Empire’s efforts to prevent Chinese suppliers from shipping counterfeit tools to its markets have been more frustrating, says Becker. Just finding these suppliers can be a challenge, especially repeat offenders who “will switch company names three or four times.” Becker says that many of these suppliers don’t understand—or couldn’t care less about—U.S. intellectual property law.

Becker concedes that Empire and other toolmakers might be just whistling in the wind in trying to stem the flood of knockoffs. But she does believe that China eventually will figure out that if it doesn’t cooperate with U.S. efforts to protect intellectual property, “it is going to lose its ability to sell to this country. I do think there’s a trickle-down effect as rules get enforced on the street.”

Empire sells products in 50 countries, with the bulk of its business coming from the U.S. and Canada, where Becker sees “pockets of concern” about but not fervent resistance to buying counterfeit products among consumers. “A lot of Americans don’t practice what they preach,” meaning their buying decisions are still driven mostly by price.

Becker sees greater awareness of and demand for quality and durability among contractors and builders who use Empire’s products, particularly levels that “are precision instruments,” says Becker. “We’re using the same equipment [to make those vials] as the medical profession.”

The Intellectual Property Commission says that any strategy to reverse this tide must start with “changing the incentive structure for IP thieves … by making theft unprofitable,” primarily by putting trade pressure on the countries where the offending suppliers operate, often with impunity.

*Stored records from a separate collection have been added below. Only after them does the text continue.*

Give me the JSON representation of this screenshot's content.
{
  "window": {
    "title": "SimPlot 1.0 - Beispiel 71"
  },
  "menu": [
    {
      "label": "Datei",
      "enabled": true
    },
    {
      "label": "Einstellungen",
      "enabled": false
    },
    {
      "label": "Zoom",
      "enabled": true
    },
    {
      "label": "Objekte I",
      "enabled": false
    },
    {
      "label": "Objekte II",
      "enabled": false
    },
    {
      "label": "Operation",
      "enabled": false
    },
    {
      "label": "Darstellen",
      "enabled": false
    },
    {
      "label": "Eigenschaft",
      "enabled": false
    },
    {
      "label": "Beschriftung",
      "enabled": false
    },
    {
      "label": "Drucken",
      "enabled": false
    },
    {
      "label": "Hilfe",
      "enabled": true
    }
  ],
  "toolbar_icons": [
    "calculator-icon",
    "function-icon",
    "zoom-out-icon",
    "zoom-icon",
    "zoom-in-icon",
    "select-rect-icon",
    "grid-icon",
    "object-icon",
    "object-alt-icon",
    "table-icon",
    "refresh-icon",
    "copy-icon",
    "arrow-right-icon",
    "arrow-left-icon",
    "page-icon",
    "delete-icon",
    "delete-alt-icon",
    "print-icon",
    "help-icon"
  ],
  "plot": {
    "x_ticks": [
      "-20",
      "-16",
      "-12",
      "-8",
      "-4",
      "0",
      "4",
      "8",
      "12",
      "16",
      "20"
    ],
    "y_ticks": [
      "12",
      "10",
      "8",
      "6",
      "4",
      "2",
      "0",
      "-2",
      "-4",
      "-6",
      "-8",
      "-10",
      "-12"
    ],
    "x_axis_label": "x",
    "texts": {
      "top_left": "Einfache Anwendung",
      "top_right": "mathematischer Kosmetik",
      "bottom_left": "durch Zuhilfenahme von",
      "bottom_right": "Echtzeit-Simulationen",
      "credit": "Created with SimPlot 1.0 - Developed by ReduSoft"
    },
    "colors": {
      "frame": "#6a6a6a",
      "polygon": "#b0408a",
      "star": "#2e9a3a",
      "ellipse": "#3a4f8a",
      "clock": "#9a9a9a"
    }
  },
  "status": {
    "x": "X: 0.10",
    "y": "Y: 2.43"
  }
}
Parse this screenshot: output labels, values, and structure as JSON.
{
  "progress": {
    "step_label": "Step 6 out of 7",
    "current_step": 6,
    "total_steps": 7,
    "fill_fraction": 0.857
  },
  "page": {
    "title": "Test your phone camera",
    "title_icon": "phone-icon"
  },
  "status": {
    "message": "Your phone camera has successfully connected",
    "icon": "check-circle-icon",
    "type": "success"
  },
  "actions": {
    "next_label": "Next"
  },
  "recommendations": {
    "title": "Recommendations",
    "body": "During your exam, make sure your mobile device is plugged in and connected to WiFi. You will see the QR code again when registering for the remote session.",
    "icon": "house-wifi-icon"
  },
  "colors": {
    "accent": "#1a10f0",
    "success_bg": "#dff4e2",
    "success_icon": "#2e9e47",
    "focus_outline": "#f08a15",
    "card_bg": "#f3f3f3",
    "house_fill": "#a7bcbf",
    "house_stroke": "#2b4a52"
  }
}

Meanwhile, Becker says Empire will continue to hold its trade partners’ feet to the fire to keep knockoffs off retail shelves. She sees this “as the normal protocol for maintaining our business. It’s no different from buying insurance.”

John Caulfield is a senior editor for BUILDER.